Items from a dataset:

^^^^^^^^^^^^^^^^

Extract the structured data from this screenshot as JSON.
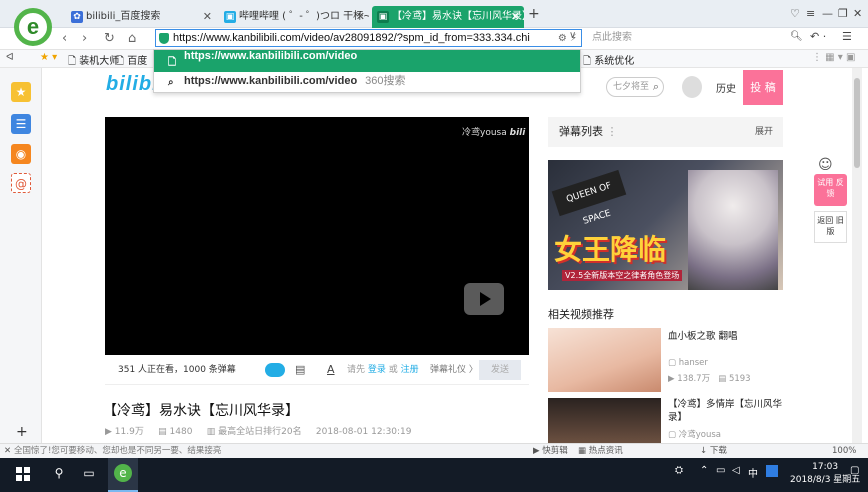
{
  "browser": {
    "tabs": [
      {
        "label": "bilibili_百度搜索",
        "active": false
      },
      {
        "label": "哔哩哔哩 ( ゜- ゜)つロ 干杯~-bili",
        "active": false
      },
      {
        "label": "【冷鸢】易水诀【忘川风华录】",
        "active": true
      }
    ],
    "url": "https://www.kanbilibili.com/video/av28091892/?spm_id_from=333.334.chi",
    "search_placeholder": "点此搜索",
    "suggestions": [
      {
        "text": "https://www.kanbilibili.com/video",
        "source": ""
      },
      {
        "text": "https://www.kanbilibili.com/video",
        "source": "360搜索"
      }
    ],
    "bookmarks": [
      "装机大师",
      "百度"
    ],
    "bookmark_right": "系统优化"
  },
  "site": {
    "logo": "bilibili",
    "search_placeholder": "七夕将至",
    "history_label": "历史",
    "upload_label": "投 稿",
    "feedback_label": "试用 反馈",
    "back_old_label": "返回 旧版"
  },
  "player": {
    "watermark": "冷鸢yousa",
    "viewers_text": "351 人正在看，1000 条弹幕",
    "login_prompt_prefix": "请先",
    "login_label": "登录",
    "login_or": "或",
    "register_label": "注册",
    "danmaku_etiquette": "弹幕礼仪 〉",
    "send_label": "发送"
  },
  "video": {
    "title": "【冷鸢】易水诀【忘川风华录】",
    "views": "11.9万",
    "danmaku_count": "1480",
    "rank": "最高全站日排行20名",
    "date": "2018-08-01 12:30:19"
  },
  "sidebar_right": {
    "danmaku_list_label": "弹幕列表",
    "expand_label": "展开",
    "banner_title": "女王降临",
    "banner_caption": "V2.5全新版本空之律者角色登场",
    "banner_badge": "QUEEN OF SPACE",
    "related_label": "相关视频推荐",
    "related": [
      {
        "title": "血小板之歌 翻唱",
        "author": "hanser",
        "views": "138.7万",
        "danmaku": "5193"
      },
      {
        "title": "【冷鸢】多情岸【忘川风华录】",
        "author": "冷鸢yousa",
        "views": "",
        "danmaku": ""
      }
    ]
  },
  "statusbar": {
    "message": "全国惊了!您可要移动、您却也是不同另一要、结果接亮",
    "items": [
      "快剪辑",
      "热点资讯",
      "下载",
      "中",
      "100%"
    ]
  },
  "taskbar": {
    "time": "17:03",
    "date": "2018/8/3 星期五",
    "ime": "中"
  }
}
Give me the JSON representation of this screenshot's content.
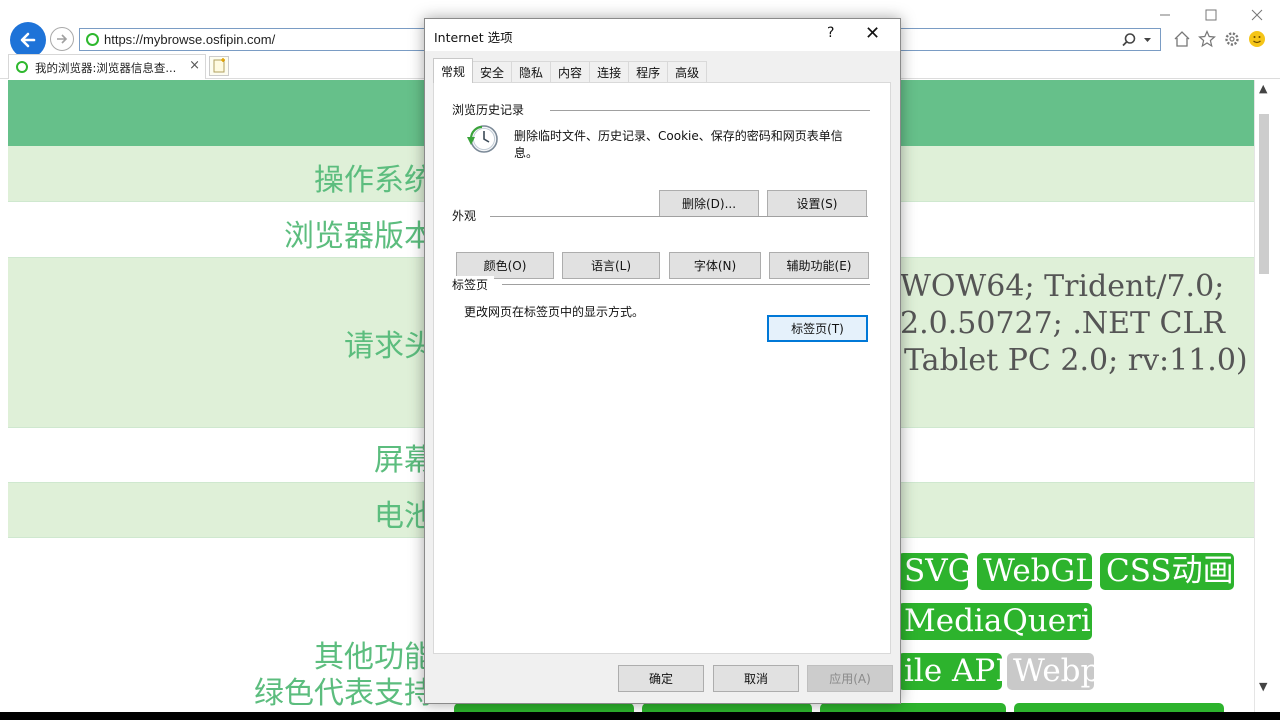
{
  "browser": {
    "url": "https://mybrowse.osfipin.com/",
    "tab_title": "我的浏览器:浏览器信息查...",
    "tab_close": "×"
  },
  "page": {
    "rows": [
      {
        "label": "操作系统",
        "value": ""
      },
      {
        "label": "浏览器版本",
        "value": ""
      },
      {
        "label": "请求头",
        "values": [
          "WOW64; Trident/7.0;",
          "2.0.50727; .NET CLR",
          "Tablet PC 2.0; rv:11.0)"
        ]
      },
      {
        "label": "屏幕",
        "value": ""
      },
      {
        "label": "电池",
        "value": ""
      },
      {
        "label": "其他功能",
        "label2": "绿色代表支持"
      }
    ],
    "features": [
      {
        "text": "SVG",
        "supported": true
      },
      {
        "text": "WebGL",
        "supported": true
      },
      {
        "text": "CSS动画",
        "supported": true
      },
      {
        "text": "MediaQueries",
        "supported": true
      },
      {
        "text": "ile API",
        "supported": true
      },
      {
        "text": "Webp",
        "supported": false
      },
      {
        "text": "",
        "supported": true
      },
      {
        "text": "",
        "supported": true
      },
      {
        "text": "",
        "supported": true
      },
      {
        "text": "",
        "supported": true
      }
    ]
  },
  "dialog": {
    "title": "Internet 选项",
    "help": "?",
    "close": "✕",
    "tabs": [
      "常规",
      "安全",
      "隐私",
      "内容",
      "连接",
      "程序",
      "高级"
    ],
    "history": {
      "heading": "浏览历史记录",
      "desc_line1": "删除临时文件、历史记录、Cookie、保存的密码和网页表单信",
      "desc_line2": "息。",
      "delete_btn": "删除(D)...",
      "settings_btn": "设置(S)"
    },
    "appearance": {
      "heading": "外观",
      "colors_btn": "颜色(O)",
      "language_btn": "语言(L)",
      "fonts_btn": "字体(N)",
      "accessibility_btn": "辅助功能(E)"
    },
    "tabsec": {
      "heading": "标签页",
      "desc": "更改网页在标签页中的显示方式。",
      "tabs_btn": "标签页(T)"
    },
    "ok_btn": "确定",
    "cancel_btn": "取消",
    "apply_btn": "应用(A)"
  },
  "colors": {
    "header_green": "#66c08a",
    "row_alt": "#dff0d8",
    "label_green": "#5cbd7e",
    "feature_green": "#2db32d",
    "feature_off": "#c9c9c9",
    "accent_blue": "#1e73d8"
  }
}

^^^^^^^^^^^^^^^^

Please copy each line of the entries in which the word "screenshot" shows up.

EXERCISE RESPONSE:
Extract the structured data from this screenshot as JSON.
Give me the JSON representation of this screenshot's content.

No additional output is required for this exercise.